I am finishing my 11th year as the headmaster of The Greenwich Country Day School (Connecticut). I know that I am not alone during those early mornings or late nights when school questions prove vexing or stressful. Yet I feel blessed for the 12 years I was able to work for and with a true “school man” who instilled his values in me. At his core, John knew that while learning the quadratic equation or how to diagram a sentence were important outcomes of the work we do, he also knew there was something much more important. He knew that great schools had the moral responsibility to produce young adults with a clear sense of right and wrong. He wanted his graduates to develop the skills to make wise and informed decisions — and to have the strength of character to stand by those decisions. These were the skills, John knew, that students needed in order to direct their own lives and to lead the good life that Plato so aptly described. John will be forever remembered for his personal honor and integrity and for the emphasis he gave to these pursuits in the schools where he worked. Today, Pingry offers an annual lecture series bearing his name; the lectures examine moral dilemmas.
I have never stopped learning from John. Just before he went into hospice care, I asked him to give me a list of the top 10 most important qualities he would look for in a head of school. He, of course, gave me 14!
John Hanly’s list:
- The eye to spot potential — to find the diamond-in-the-rough.
- The ability to stay cool under pressure.
- The confidence to say, “I don’t know the answer to the problem that you raise; I’ll have to think about it.”
- The willingness to share the credit but to shoulder the blame.
- A genuine delight in the success of the people who work for you.
- The ability to motivate and build a team.
- The discernment to know when to let someone go and when to give that person a second chance.
- The willingness to be thin-skinned at times in order to sense the pulse of the school; the strength to be thick-skinned at times in order not to overreact to criticism.
- Solid judgment based on experience, thoughtfulness, personal integrity, courage, and compassion.
- A passion for education, a respect for and love of teachers, and a delight in students.
- Engagement in life and all of its complexities, frustrations, and joys.
- The ability to inspire trust.
- The ability to take the long-term view, to distinguish what is important from what is merely urgent.
- Discretion, balance, and perspective.
I imagine a classroom in heaven where John is leading a discussion of George Eliot’s Middlemarch (his favorite). By envisioning that class, I am reminded once again that as educators we have an amazing job that comes with an awesome responsibility. I remember this passage from a letter that John wrote: “Every day teacher and student create a magic that is both fragile and permanent because both the teacher and the student will forever be a part of one another.

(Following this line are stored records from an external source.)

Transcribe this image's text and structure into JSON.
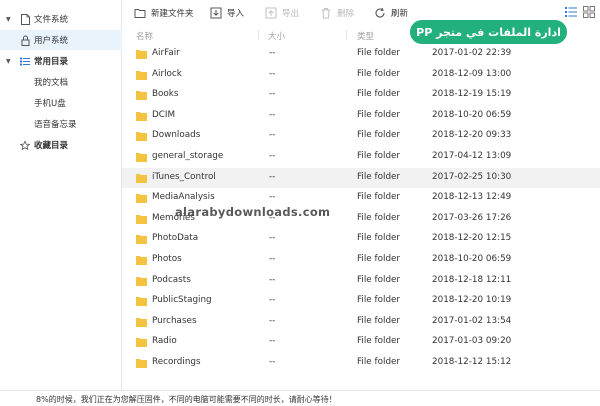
{
  "sidebar": {
    "file_system": "文件系统",
    "user_system": "用户系统",
    "common_dirs": "常用目录",
    "my_docs": "我的文档",
    "phone_u": "手机U盘",
    "voice_memo": "语音备忘录",
    "favorites": "收藏目录"
  },
  "toolbar": {
    "new_folder": "新建文件夹",
    "import": "导入",
    "export": "导出",
    "delete": "删除",
    "refresh": "刷新"
  },
  "banner": {
    "text": "ادارة الملفات في متجر PP"
  },
  "columns": {
    "name": "名称",
    "size": "大小",
    "type": "类型"
  },
  "files": [
    {
      "name": "AirFair",
      "size": "--",
      "type": "File folder",
      "date": "2017-01-02 22:39"
    },
    {
      "name": "Airlock",
      "size": "--",
      "type": "File folder",
      "date": "2018-12-09 13:00"
    },
    {
      "name": "Books",
      "size": "--",
      "type": "File folder",
      "date": "2018-12-19 15:19"
    },
    {
      "name": "DCIM",
      "size": "--",
      "type": "File folder",
      "date": "2018-10-20 06:59"
    },
    {
      "name": "Downloads",
      "size": "--",
      "type": "File folder",
      "date": "2018-12-20 09:33"
    },
    {
      "name": "general_storage",
      "size": "--",
      "type": "File folder",
      "date": "2017-04-12 13:09"
    },
    {
      "name": "iTunes_Control",
      "size": "--",
      "type": "File folder",
      "date": "2017-02-25 10:30"
    },
    {
      "name": "MediaAnalysis",
      "size": "--",
      "type": "File folder",
      "date": "2018-12-13 12:49"
    },
    {
      "name": "Memories",
      "size": "--",
      "type": "File folder",
      "date": "2017-03-26 17:26"
    },
    {
      "name": "PhotoData",
      "size": "--",
      "type": "File folder",
      "date": "2018-12-20 12:15"
    },
    {
      "name": "Photos",
      "size": "--",
      "type": "File folder",
      "date": "2018-10-20 06:59"
    },
    {
      "name": "Podcasts",
      "size": "--",
      "type": "File folder",
      "date": "2018-12-18 12:11"
    },
    {
      "name": "PublicStaging",
      "size": "--",
      "type": "File folder",
      "date": "2018-12-20 10:19"
    },
    {
      "name": "Purchases",
      "size": "--",
      "type": "File folder",
      "date": "2017-01-02 13:54"
    },
    {
      "name": "Radio",
      "size": "--",
      "type": "File folder",
      "date": "2017-01-03 09:20"
    },
    {
      "name": "Recordings",
      "size": "--",
      "type": "File folder",
      "date": "2018-12-12 15:12"
    }
  ],
  "watermark": "alarabydownloads.com",
  "status": {
    "text": "8%的时候，我们正在为您解压固件，不同的电脑可能需要不同的时长，请耐心等待！"
  },
  "colors": {
    "banner": "#22b07d",
    "folder": "#f5c342",
    "selected": "#e8f3fb",
    "accent": "#2c7cd6"
  }
}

This very dichotomy makes teaching such a mysterious act: the dichotomy that is almost invisible and yet can endure forever.”
As a final tribute to John, his former students created a Facebook page called Read to Mr. Hanly. Every year around the holidays, John would read Dylan Thomas’s “A Child’s Christmas in Wales” (Wales is John’s birthplace), and so last December, 143 former students, colleagues, and friends each videotaped themselves reading a section of the story. When taken together as a collage of gratitude and appreciation, John would once again see and hear what we all must never forget: A teacher affects eternity.